I have a confession: I love basketball; I also like women’s basketball. Swoopes, there it is- I said it. Growing up without a father figure in the home, I’ve grown to admire and to appreciate strong women from my mom to Michelle Obama to Shakira all the way to Sheryl Swoopes. “Who is that?” you ask. Well, Sheryl Swoopes is arguably the best women’s basketball player of all-time with 3 Olympic Gold medals, 4 WNBA Championships, 3 MVPs, 3 Defensive Player of the Year awards, and the list continues. She experienced years of triumph from 1997-2006 playing for the Houston Comets, then saw her career decline rapidly due to injuries and personal issues. When she decided to return to the WNBA this summer and go play where she was needed, I was skeptical given her physical health at the age of 40. “Why is she going to come back to play there?”
Fast-forward three months and her team, the Tulsa Shock, were in the midst of a 20-game losing streak. WTH!? In 1998, the Houston Comets went 27-3. In fact, Swoopes lost as many games in a row in 2011 than she lost in her first four seasons combined! I, along with the press, often wondered how she must feel playing on the worst team in WNBA history when she’s already in the record books as playing on the best teams of all-time in college, in the Olympics, and in the WNBA’s early years. She’s a big-time winner, what’s she doing on a team that went 6-28 last year?

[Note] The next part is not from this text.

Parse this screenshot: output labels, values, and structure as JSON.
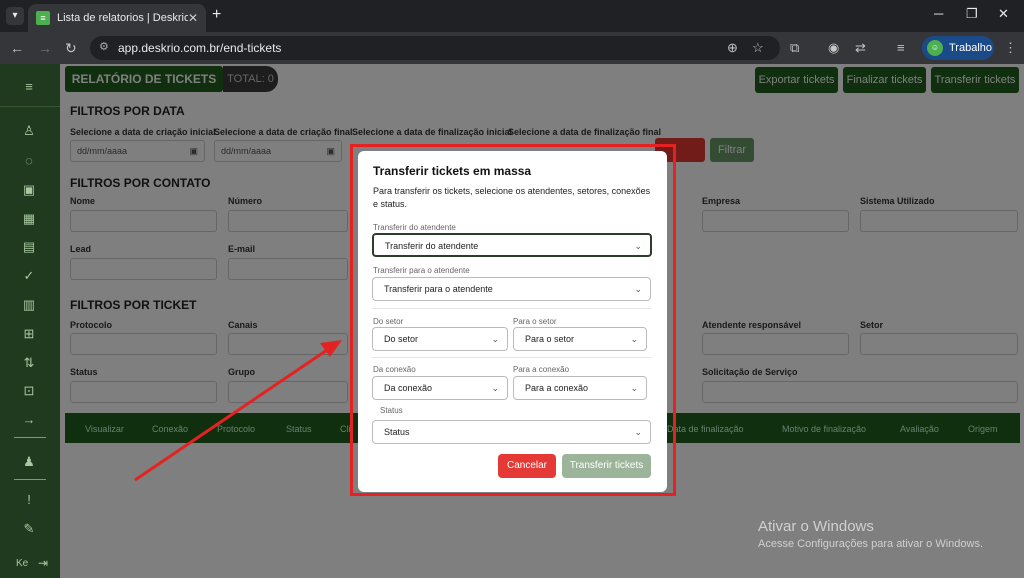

What’s she doing there? She’s being an inspiration. She’s persevering in the face of unprecedented challenges and showing her young teammates that they have the potential to make it through these tough times in the trenches and develop their skills so they can one day play for a successful franchise- in Tulsa. Friday night, she did just that by converting a vintage Swoopes jumper with two seconds remaining to lead her team to victory, breaking the abysmal losing streak. She’s still got that cool J, please, “don’t call it a comeback.” Where others lost confidence or left town, Swoopes remained calm and remained confident; she knows she’s a winner and that’s the aura she projects. Truly successful people remain confident in the face of unfamiliar challenges; clearly, I need to get on her level.

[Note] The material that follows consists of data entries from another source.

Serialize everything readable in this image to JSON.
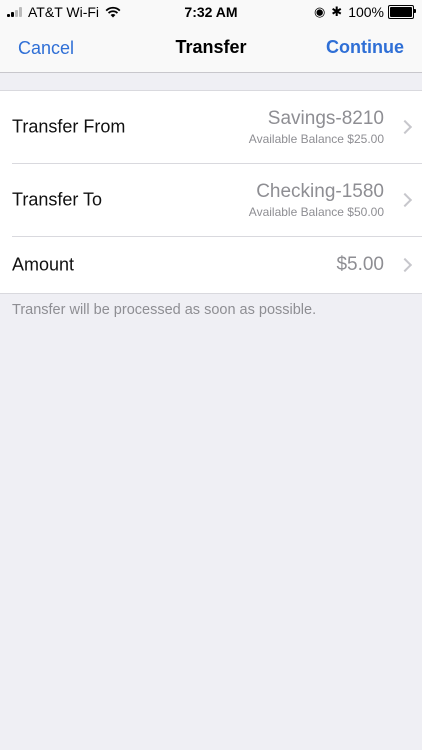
{
  "status_bar": {
    "carrier": "AT&T Wi-Fi",
    "time": "7:32 AM",
    "battery": "100%",
    "battery_level": 1.0
  },
  "nav": {
    "cancel_label": "Cancel",
    "title": "Transfer",
    "continue_label": "Continue"
  },
  "form": {
    "rows": [
      {
        "label": "Transfer From",
        "value": "Savings-8210",
        "sub": "Available Balance $25.00"
      },
      {
        "label": "Transfer To",
        "value": "Checking-1580",
        "sub": "Available Balance $50.00"
      },
      {
        "label": "Amount",
        "value": "$5.00"
      }
    ]
  },
  "note": "Transfer will be processed as soon as possible.",
  "colors": {
    "accent": "#2f6fd6",
    "background": "#efeff4",
    "secondary_text": "#8e8e93"
  }
}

All along, I’ve been inspired to see that she continued to mentor her young teammates regardless of what she was going through. She knows she’s good, and she’s been there; she represents a strength that very few people have. At the age of 40, she recognizes her role is to contribute as a leader both on and off the floor, not to put up MVP-type numbers (though she’s had to at times). For me, it took a month of reading, relaxation, and reflection in Maine to help me regain my self-confidence. It’s absurd that I ended my first year feeling defeated, incompetent, and worthless. I had to sit myself down and say: “look, Anthony, you are a competent, caring person, don’t let this get you down. You’re better than that, c’mon!”
And you know what? I was right. I didn’t drink some magical Kool-Aid to acquire new strategies, nor did TFA equip me with some revolutionary technology (I WANT AN iPAD!); I simply regained my confidence. Of course, there are times where I experience uncertainty, but now I embrace it and run with it. Last year, when I asked my principal what she felt was the greatest area I needed to work on, she said my “tone.” I’m not a mean person, and I thought that’s what she meant but I’ve come to realize she was saying I needed to project greater confidence, even in the face of extreme doubt, especially in the face of extreme doubt. Lord knows we experience a whole lot of that!

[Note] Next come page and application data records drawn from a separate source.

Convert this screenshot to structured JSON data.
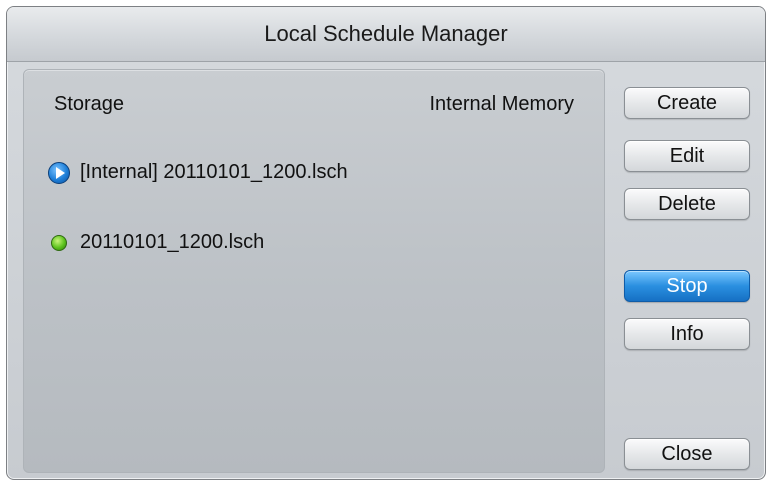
{
  "window": {
    "title": "Local Schedule Manager"
  },
  "storage": {
    "label": "Storage",
    "value": "Internal Memory"
  },
  "schedules": [
    {
      "name": "[Internal] 20110101_1200.lsch",
      "status_icon": "play-icon"
    },
    {
      "name": "20110101_1200.lsch",
      "status_icon": "green-dot-icon"
    }
  ],
  "buttons": {
    "create": "Create",
    "edit": "Edit",
    "delete": "Delete",
    "stop": "Stop",
    "info": "Info",
    "close": "Close"
  },
  "colors": {
    "accent": "#2a8fe0",
    "active_dot": "#5cc21d"
  }
}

Further still, having confidence in myself is important not only for my own benefit, but also for the first-years at my school. I’ve been called out for not being as much of a mentor as I perhaps should be. This is primarily due to a feeling that I’m not qualified to advise anyone about teaching. Sure, things are getting better for me now, but I’m still waiting for the wheels to come off the proverbial bus, so I’m not completely convinced I should be helping anyone else, especially if I can’t help myself. However, I am learning quickly this logic is flawed because while I’m far from perfect, there are things I can share with new teachers that might actually help them make gains with their students. ;-P
In difficult circumstances, people need to see their leaders and fellow soldiers succeeding, or at least appearing to, so they have a sense of hope for what could be possible. Last year, I was often walked by an 8th Grade English teacher’s classroom during my planning period and felt inspired but what I saw: engagement, learning, and order. This was a sight for literally sore eyes and made me feel like student achievement was a possibility; I needed to see that. Likewise, Swoopes’ teammates needed to see her continue to work hard and believe in her team, despite all evidence to the contrary. If they saw the female Michael Jordan give up hope, then why would they think they had a chance? We need to persevere because sometimes a morale boost is all that’s required to get the ball rolling for our students.
Last year, I joked about the Demotivator® poster that said: “when the going gets tough, the tough get going. The smart left a long time ago.” Well, maybe that’s true in the Mississippi Delta, but I’ve never claimed not to be a little crazy. I guess I’m going to keep it going ‘cuz “Mama Said Knock You Out!”